I've noticed sort of a theme in my research. The Golden Sabers, Gold Dot, & Critical Duty types all have pretty much the same velocities and energies, but have increased bullet weight over standard pressures of least weight.
Whereas the Buffalo Bore, CorBon and DoubleTap shortly decrease bullet weight and significantly increase velocity and energy.
Just an observation, seems to be two different schools of thought on defensive function.
velocities and energies are only part of the equation when determining stopping power. While they are helpful in comparing rounds that have the same type of bullet, they can deceive someone on how well they stop.
The ability of a round to stop an aggressor is a combination of factors that is encompassed in the science of Terminal Ballistics. This is ballistic data encompassing the time the round enters and spends time in the body. Each type of round reacts differently and therefore affects the target differently.
Tissue disruption is the difference between the temporary stretch cavity and the permanent crush cavity. This can be effected by whether the round passes straight through, or mushrooms, dumping the majority of it's energy in a very short distance, or fragments, causing multiple crush and stretch cavities, albeit smaller.
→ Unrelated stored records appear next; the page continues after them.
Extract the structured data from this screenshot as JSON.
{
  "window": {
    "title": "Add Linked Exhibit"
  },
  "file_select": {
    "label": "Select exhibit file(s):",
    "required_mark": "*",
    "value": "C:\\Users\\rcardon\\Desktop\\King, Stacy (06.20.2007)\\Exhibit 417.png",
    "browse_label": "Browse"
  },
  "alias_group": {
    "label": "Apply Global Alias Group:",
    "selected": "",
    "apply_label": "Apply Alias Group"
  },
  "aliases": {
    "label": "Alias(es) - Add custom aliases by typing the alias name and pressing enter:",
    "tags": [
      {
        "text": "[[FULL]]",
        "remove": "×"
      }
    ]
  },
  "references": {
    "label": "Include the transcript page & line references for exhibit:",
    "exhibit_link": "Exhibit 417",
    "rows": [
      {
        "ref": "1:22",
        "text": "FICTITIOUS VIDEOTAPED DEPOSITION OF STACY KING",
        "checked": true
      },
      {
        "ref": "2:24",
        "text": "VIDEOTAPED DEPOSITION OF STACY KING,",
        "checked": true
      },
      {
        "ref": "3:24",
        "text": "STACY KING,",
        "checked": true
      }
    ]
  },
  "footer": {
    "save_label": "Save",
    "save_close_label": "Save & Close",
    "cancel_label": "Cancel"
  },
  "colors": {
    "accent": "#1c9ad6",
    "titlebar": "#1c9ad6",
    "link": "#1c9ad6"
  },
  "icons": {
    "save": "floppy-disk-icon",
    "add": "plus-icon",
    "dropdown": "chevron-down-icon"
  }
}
Placement also comes into play, as trauma applied to vital organs or the spine can be immediately debilitating, even with minor effects. However, a round expending large amounts of energy and damaging massive amounts of tissues my still cause death only by hypovolemic shock (oxygen/blood loss to tissues) in minutes or hours if badly placed. I refer you to this article for a more advanced look at the subject.
So velocity and energy are important, but HOW the bullet utilizes the energy in the body is equally important as is initial placement. There are many, many facets to determining efficiency.
. Malo periculosam, libertatem quam quietam servitutem." (I prefer the tumult of liberty to the quiet of servitude.). Thomas Jefferson
"All that is necessary for the triumph of evil is that good men do nothing."
-Edmund Burke, Loosely translated from Thoughts on the Cause of Present Discontents. (1770)
Very interesting and great points. I think I'll do some more backyard ballistics with some of these rounds before I settle on any one.
I only recently started to question standard pressure because the federal jhp I've been carrying fail to fully mushroom from my gun in jug tests. The CorBon did great! I think I'm going to start with the high velocity stuff and work my way down.
I know milk jugs aren't the most accurate, but they're what I've got and without proper equipment or willing bodies, good enough.
I did find Hornady critical defense to be reliable in 45, perhaps, if I can find some, I'll try them in 9mm as well. Man what a pain all this is.
So here's what my current testing has produced thus far, and why I'm inquiring further about ballistics.
The larger round, fully mushroomed, on the left is Hornady Critical Defense FTX in 45acp, 185gr, from a 3.8" barrel. It performed consistently and reliably.
The smaller round to the right, Federal Premium Personal Defense in 9mm, 124gr, deformed and barely expanded at all, from a 3.4" barrel. It to performed consistently, but as you can see poorly! Not a one of the 20 completely mushroomed. Most did les than this and went straight through into the backstop.
I didn't maintain any of the CorBon I shot previously because it was before I realized I was going to really get into all this, but after seeing the poor results from the Federal, I knew I had to start. Will do the CorBon again along with some others out of sheer curiosity.
It must have to do with barrel length and velocity, perhaps bullet weight as well. In any case, here we go! Lol